#### [Required work]
All of the entries below need repeating exactly, apart from their images.
□ □ □ □ □
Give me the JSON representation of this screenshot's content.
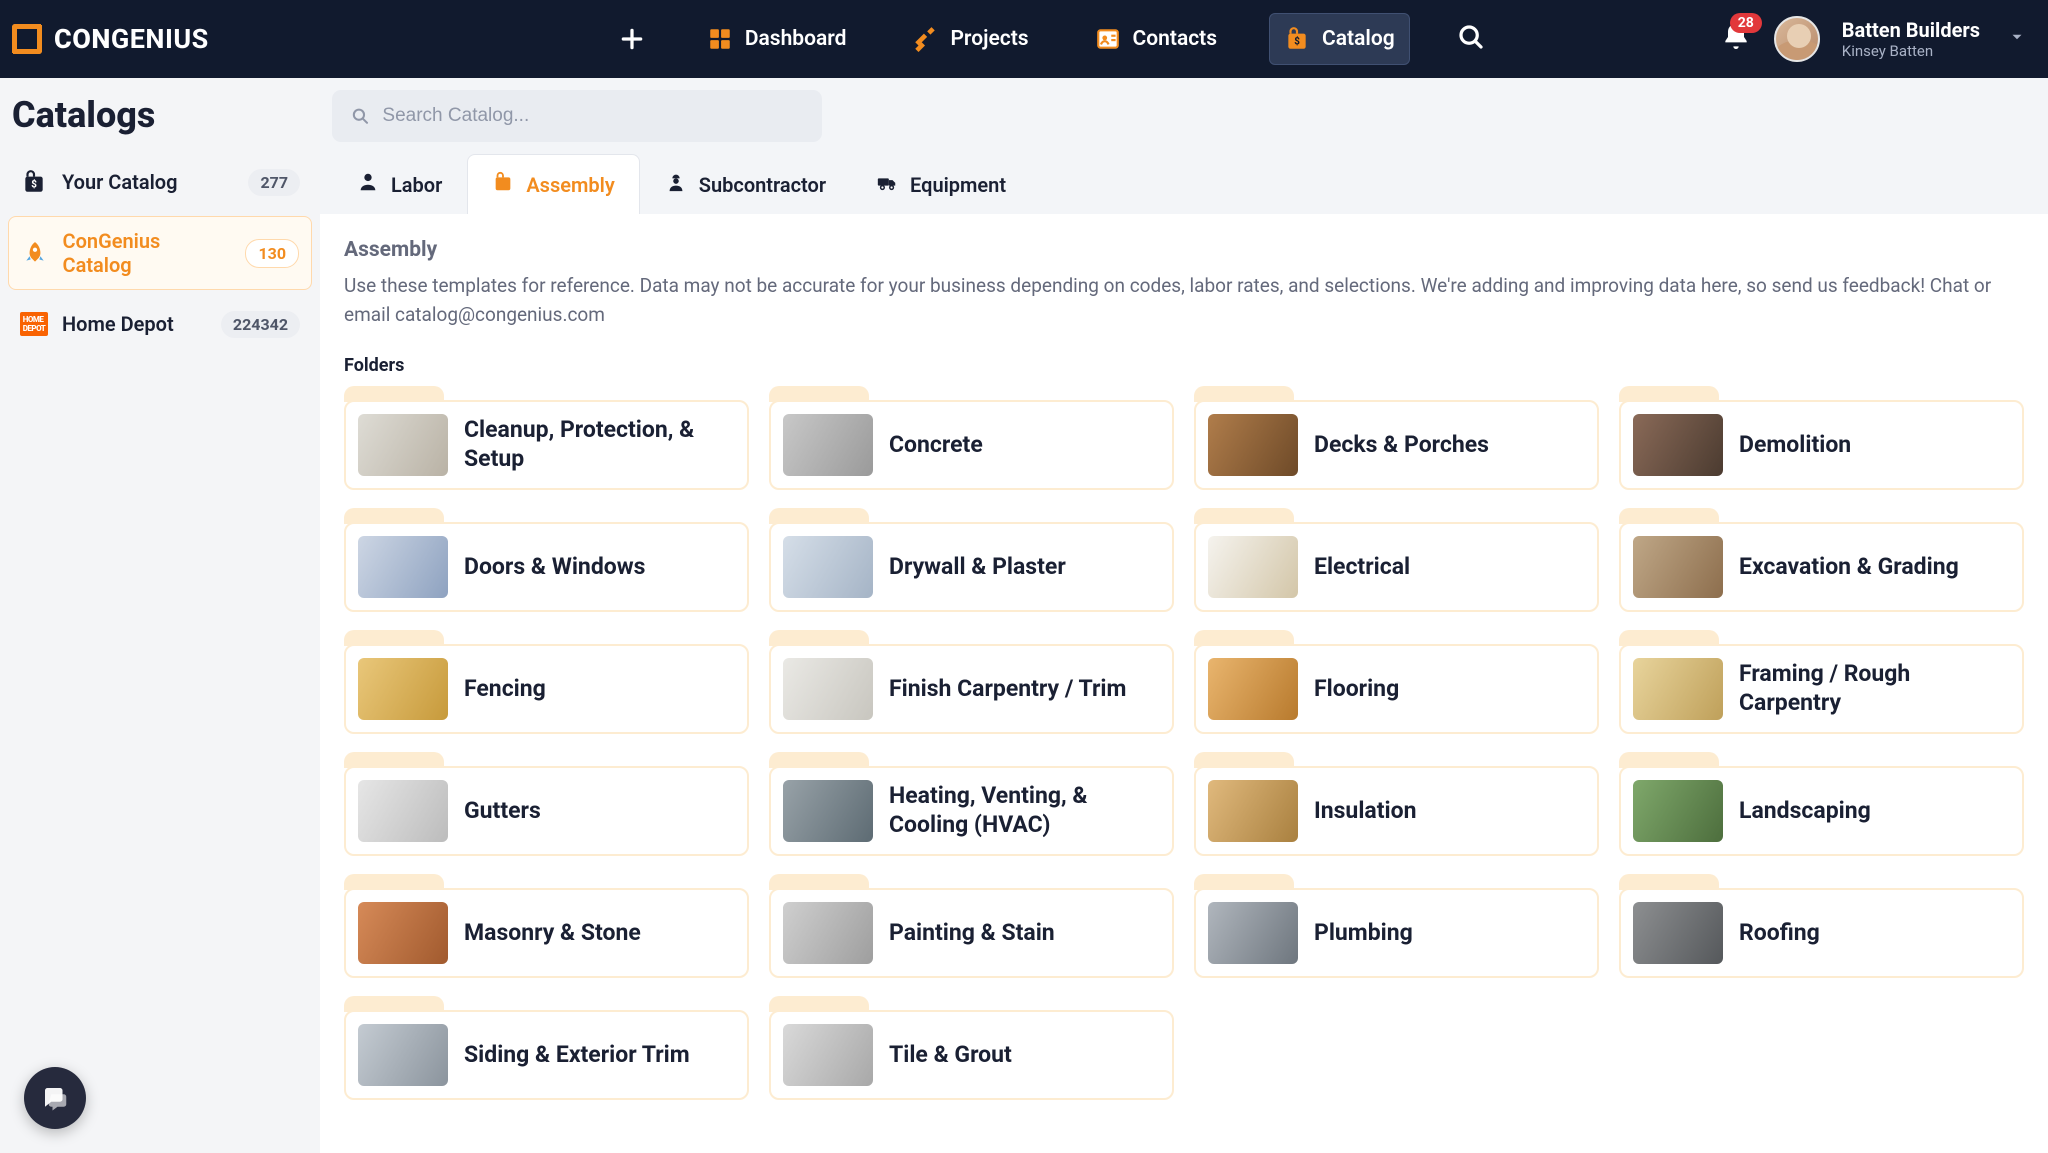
{
  "brand": {
    "name1": "CON",
    "name2": "GENIUS"
  },
  "nav": {
    "dashboard": "Dashboard",
    "projects": "Projects",
    "contacts": "Contacts",
    "catalog": "Catalog"
  },
  "notifications": {
    "count": "28"
  },
  "user": {
    "company": "Batten Builders",
    "name": "Kinsey Batten"
  },
  "sidebar": {
    "title": "Catalogs",
    "items": [
      {
        "label": "Your Catalog",
        "count": "277"
      },
      {
        "label": "ConGenius Catalog",
        "count": "130"
      },
      {
        "label": "Home Depot",
        "count": "224342"
      }
    ]
  },
  "search": {
    "placeholder": "Search Catalog..."
  },
  "tabs": {
    "labor": "Labor",
    "assembly": "Assembly",
    "subcontractor": "Subcontractor",
    "equipment": "Equipment"
  },
  "section": {
    "title": "Assembly",
    "description": "Use these templates for reference. Data may not be accurate for your business depending on codes, labor rates, and selections. We're adding and improving data here, so send us feedback! Chat or email catalog@congenius.com",
    "folders_label": "Folders"
  },
  "folders": [
    {
      "title": "Cleanup, Protection, & Setup"
    },
    {
      "title": "Concrete"
    },
    {
      "title": "Decks & Porches"
    },
    {
      "title": "Demolition"
    },
    {
      "title": "Doors & Windows"
    },
    {
      "title": "Drywall & Plaster"
    },
    {
      "title": "Electrical"
    },
    {
      "title": "Excavation & Grading"
    },
    {
      "title": "Fencing"
    },
    {
      "title": "Finish Carpentry / Trim"
    },
    {
      "title": "Flooring"
    },
    {
      "title": "Framing / Rough Carpentry"
    },
    {
      "title": "Gutters"
    },
    {
      "title": "Heating, Venting, & Cooling (HVAC)"
    },
    {
      "title": "Insulation"
    },
    {
      "title": "Landscaping"
    },
    {
      "title": "Masonry & Stone"
    },
    {
      "title": "Painting & Stain"
    },
    {
      "title": "Plumbing"
    },
    {
      "title": "Roofing"
    },
    {
      "title": "Siding & Exterior Trim"
    },
    {
      "title": "Tile & Grout"
    }
  ]
}
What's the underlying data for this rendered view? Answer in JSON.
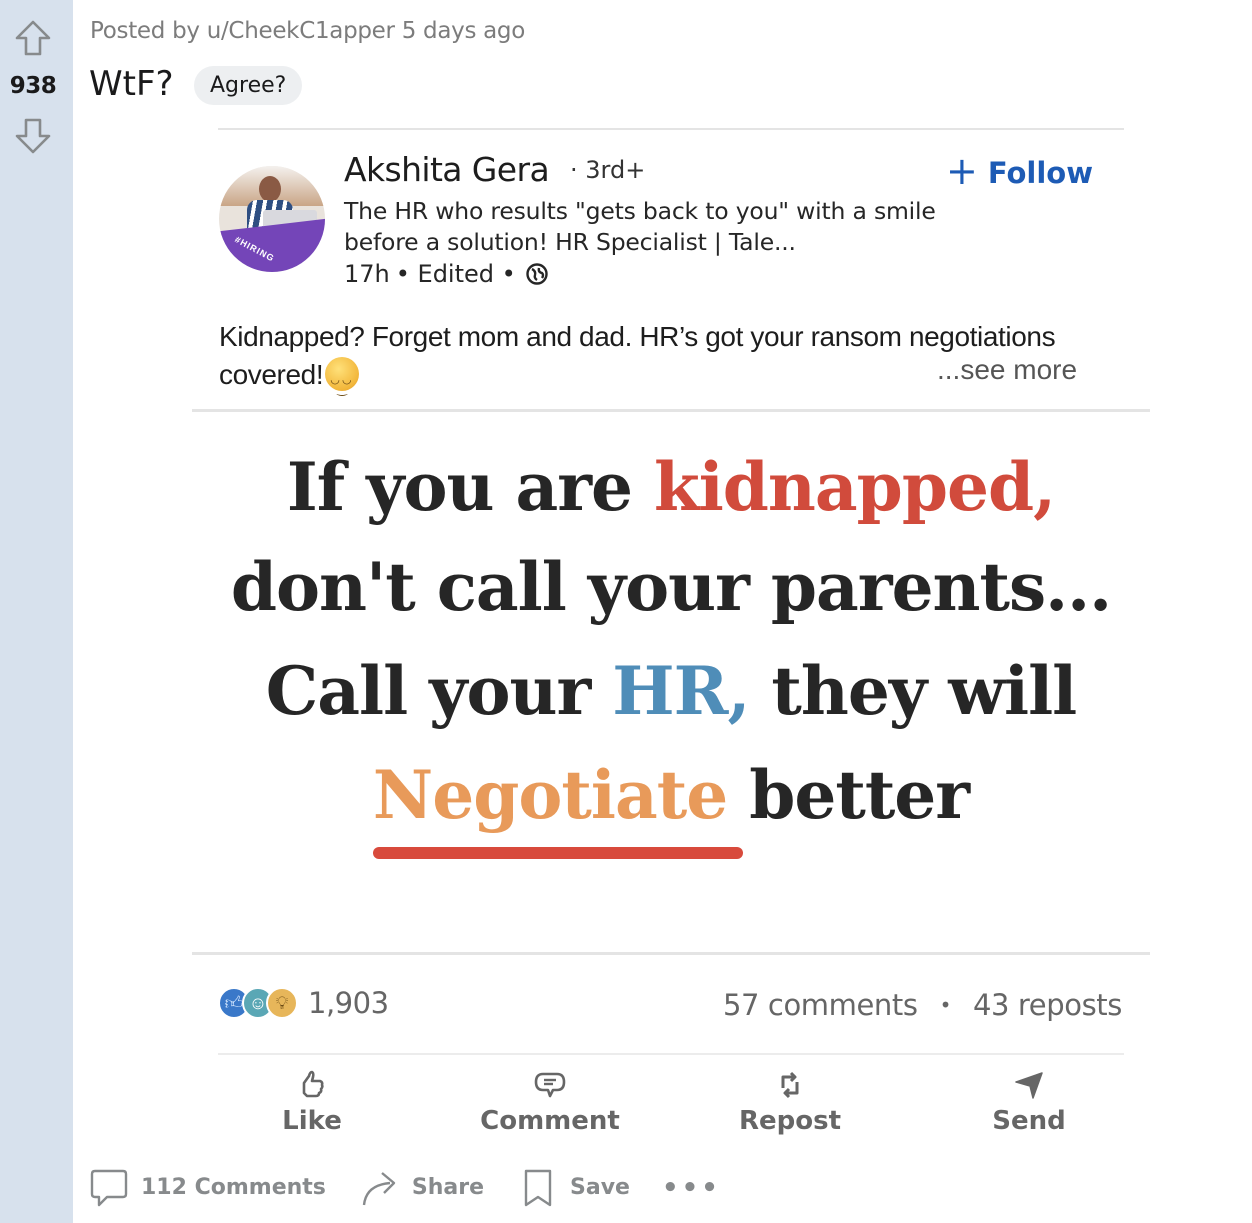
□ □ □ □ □
#### [Exercise output]
Give me the JSON representation of this screenshot's content.
{
  "brand": {
    "name1": "CON",
    "name2": "GENIUS"
  },
  "nav": {
    "dashboard": "Dashboard",
    "projects": "Projects",
    "contacts": "Contacts",
    "catalog": "Catalog"
  },
  "notifications": {
    "count": "28"
  },
  "user": {
    "company": "Batten Builders",
    "name": "Kinsey Batten"
  },
  "sidebar": {
    "title": "Catalogs",
    "items": [
      {
        "label": "Your Catalog",
        "count": "277"
      },
      {
        "label": "ConGenius Catalog",
        "count": "130"
      },
      {
        "label": "Home Depot",
        "count": "224342"
      }
    ]
  },
  "search": {
    "placeholder": "Search Catalog..."
  },
  "tabs": {
    "labor": "Labor",
    "assembly": "Assembly",
    "subcontractor": "Subcontractor",
    "equipment": "Equipment"
  },
  "section": {
    "title": "Assembly",
    "description": "Use these templates for reference. Data may not be accurate for your business depending on codes, labor rates, and selections. We're adding and improving data here, so send us feedback! Chat or email catalog@congenius.com",
    "folders_label": "Folders"
  },
  "folders": [
    {
      "title": "Cleanup, Protection, & Setup"
    },
    {
      "title": "Concrete"
    },
    {
      "title": "Decks & Porches"
    },
    {
      "title": "Demolition"
    },
    {
      "title": "Doors & Windows"
    },
    {
      "title": "Drywall & Plaster"
    },
    {
      "title": "Electrical"
    },
    {
      "title": "Excavation & Grading"
    },
    {
      "title": "Fencing"
    },
    {
      "title": "Finish Carpentry / Trim"
    },
    {
      "title": "Flooring"
    },
    {
      "title": "Framing / Rough Carpentry"
    },
    {
      "title": "Gutters"
    },
    {
      "title": "Heating, Venting, & Cooling (HVAC)"
    },
    {
      "title": "Insulation"
    },
    {
      "title": "Landscaping"
    },
    {
      "title": "Masonry & Stone"
    },
    {
      "title": "Painting & Stain"
    },
    {
      "title": "Plumbing"
    },
    {
      "title": "Roofing"
    },
    {
      "title": "Siding & Exterior Trim"
    },
    {
      "title": "Tile & Grout"
    }
  ]
}
What's the underlying data for this rendered view? Answer in JSON.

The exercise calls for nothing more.